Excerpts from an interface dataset
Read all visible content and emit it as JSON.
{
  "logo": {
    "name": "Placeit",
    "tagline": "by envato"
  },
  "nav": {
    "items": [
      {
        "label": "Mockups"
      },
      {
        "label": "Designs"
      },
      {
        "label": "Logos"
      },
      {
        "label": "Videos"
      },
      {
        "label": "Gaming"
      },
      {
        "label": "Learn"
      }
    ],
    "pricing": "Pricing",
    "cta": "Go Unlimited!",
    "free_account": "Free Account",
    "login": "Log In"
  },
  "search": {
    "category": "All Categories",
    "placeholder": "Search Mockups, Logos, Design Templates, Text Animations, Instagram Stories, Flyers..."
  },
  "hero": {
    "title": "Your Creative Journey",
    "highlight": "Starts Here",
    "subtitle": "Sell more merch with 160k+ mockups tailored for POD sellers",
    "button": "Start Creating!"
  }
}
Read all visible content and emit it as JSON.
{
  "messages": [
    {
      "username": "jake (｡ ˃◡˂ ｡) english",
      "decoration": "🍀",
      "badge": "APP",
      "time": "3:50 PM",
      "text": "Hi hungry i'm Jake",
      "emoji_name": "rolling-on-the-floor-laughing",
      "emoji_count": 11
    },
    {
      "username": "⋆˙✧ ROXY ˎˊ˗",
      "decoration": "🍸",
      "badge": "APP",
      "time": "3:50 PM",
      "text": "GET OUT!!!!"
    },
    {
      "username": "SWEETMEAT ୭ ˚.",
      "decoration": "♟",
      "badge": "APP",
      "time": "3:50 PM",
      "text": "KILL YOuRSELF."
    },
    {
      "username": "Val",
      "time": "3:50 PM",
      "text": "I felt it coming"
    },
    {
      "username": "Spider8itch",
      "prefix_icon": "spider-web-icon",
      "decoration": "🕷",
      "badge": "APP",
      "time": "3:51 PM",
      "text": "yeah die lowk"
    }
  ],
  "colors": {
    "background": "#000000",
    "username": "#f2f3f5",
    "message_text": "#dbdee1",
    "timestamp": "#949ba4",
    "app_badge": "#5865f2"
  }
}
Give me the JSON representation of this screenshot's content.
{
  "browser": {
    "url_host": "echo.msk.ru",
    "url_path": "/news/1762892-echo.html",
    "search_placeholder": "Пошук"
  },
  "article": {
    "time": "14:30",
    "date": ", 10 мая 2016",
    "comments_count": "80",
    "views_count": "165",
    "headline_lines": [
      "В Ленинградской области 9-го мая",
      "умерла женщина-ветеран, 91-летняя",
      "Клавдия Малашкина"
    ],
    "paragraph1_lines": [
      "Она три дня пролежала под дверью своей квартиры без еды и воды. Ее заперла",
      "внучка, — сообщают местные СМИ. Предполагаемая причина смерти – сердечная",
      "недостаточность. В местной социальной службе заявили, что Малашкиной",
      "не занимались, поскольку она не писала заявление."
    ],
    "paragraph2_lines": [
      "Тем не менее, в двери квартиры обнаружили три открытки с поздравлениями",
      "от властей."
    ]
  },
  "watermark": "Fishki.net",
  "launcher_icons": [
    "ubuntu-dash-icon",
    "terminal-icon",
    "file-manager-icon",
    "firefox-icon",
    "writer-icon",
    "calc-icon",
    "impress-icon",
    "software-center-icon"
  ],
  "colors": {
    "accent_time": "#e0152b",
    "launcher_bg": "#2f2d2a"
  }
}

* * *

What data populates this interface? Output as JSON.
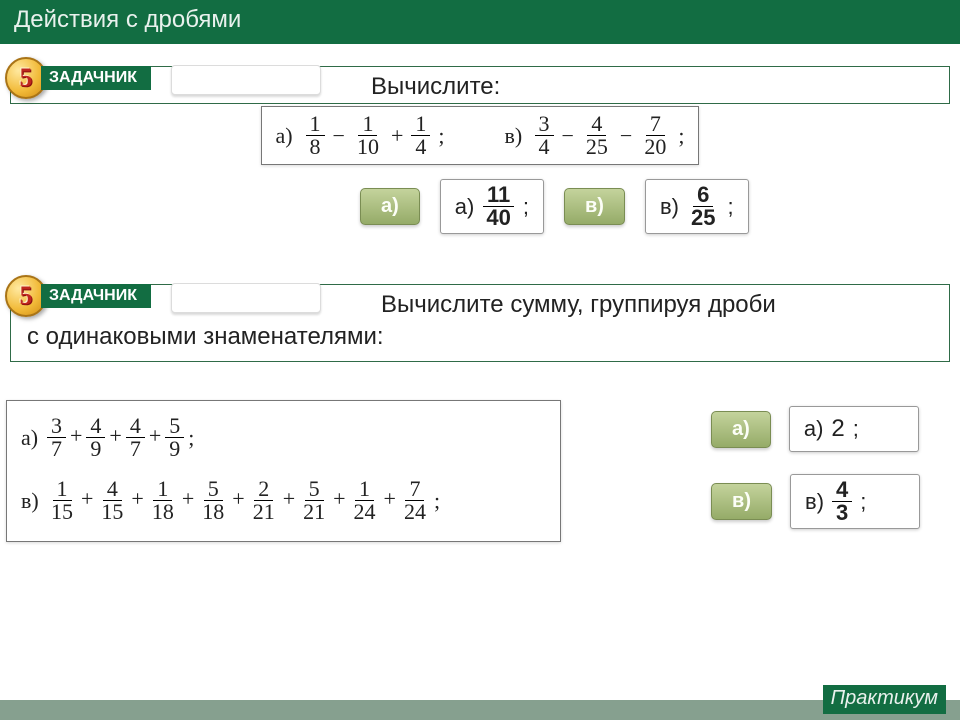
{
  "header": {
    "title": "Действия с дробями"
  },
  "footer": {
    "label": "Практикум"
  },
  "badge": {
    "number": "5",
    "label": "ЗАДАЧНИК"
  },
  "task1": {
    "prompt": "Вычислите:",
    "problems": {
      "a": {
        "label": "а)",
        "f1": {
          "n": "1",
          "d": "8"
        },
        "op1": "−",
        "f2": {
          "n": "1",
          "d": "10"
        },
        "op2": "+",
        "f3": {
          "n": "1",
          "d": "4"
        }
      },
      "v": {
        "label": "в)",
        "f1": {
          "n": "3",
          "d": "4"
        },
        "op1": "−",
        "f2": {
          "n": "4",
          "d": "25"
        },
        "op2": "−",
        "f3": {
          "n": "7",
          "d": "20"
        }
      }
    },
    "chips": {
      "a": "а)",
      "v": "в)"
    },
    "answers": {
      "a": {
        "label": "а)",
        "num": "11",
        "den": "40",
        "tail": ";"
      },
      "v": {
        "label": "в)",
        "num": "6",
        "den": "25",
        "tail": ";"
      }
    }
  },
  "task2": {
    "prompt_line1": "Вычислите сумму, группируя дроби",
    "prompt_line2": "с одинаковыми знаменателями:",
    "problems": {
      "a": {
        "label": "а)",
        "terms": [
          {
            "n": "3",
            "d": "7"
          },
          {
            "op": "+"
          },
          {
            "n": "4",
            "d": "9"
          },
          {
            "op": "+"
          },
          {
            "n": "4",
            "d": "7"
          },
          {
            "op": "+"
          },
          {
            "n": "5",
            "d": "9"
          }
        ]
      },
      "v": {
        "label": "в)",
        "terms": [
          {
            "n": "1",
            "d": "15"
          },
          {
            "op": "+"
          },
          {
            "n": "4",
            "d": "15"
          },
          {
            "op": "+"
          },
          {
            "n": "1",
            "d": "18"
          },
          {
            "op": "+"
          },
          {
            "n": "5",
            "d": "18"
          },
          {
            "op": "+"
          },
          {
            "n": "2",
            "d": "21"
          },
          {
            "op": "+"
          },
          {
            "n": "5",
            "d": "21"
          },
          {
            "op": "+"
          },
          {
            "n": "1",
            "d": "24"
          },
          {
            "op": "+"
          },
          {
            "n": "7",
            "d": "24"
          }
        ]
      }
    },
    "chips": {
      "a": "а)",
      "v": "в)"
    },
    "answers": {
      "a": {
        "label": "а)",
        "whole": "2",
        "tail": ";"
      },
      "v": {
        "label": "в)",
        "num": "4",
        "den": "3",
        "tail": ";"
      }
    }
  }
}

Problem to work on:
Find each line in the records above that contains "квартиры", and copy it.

Solution below:
      "Она три дня пролежала под дверью своей квартиры без еды и воды. Ее заперла",
      "Тем не менее, в двери квартиры обнаружили три открытки с поздравлениями",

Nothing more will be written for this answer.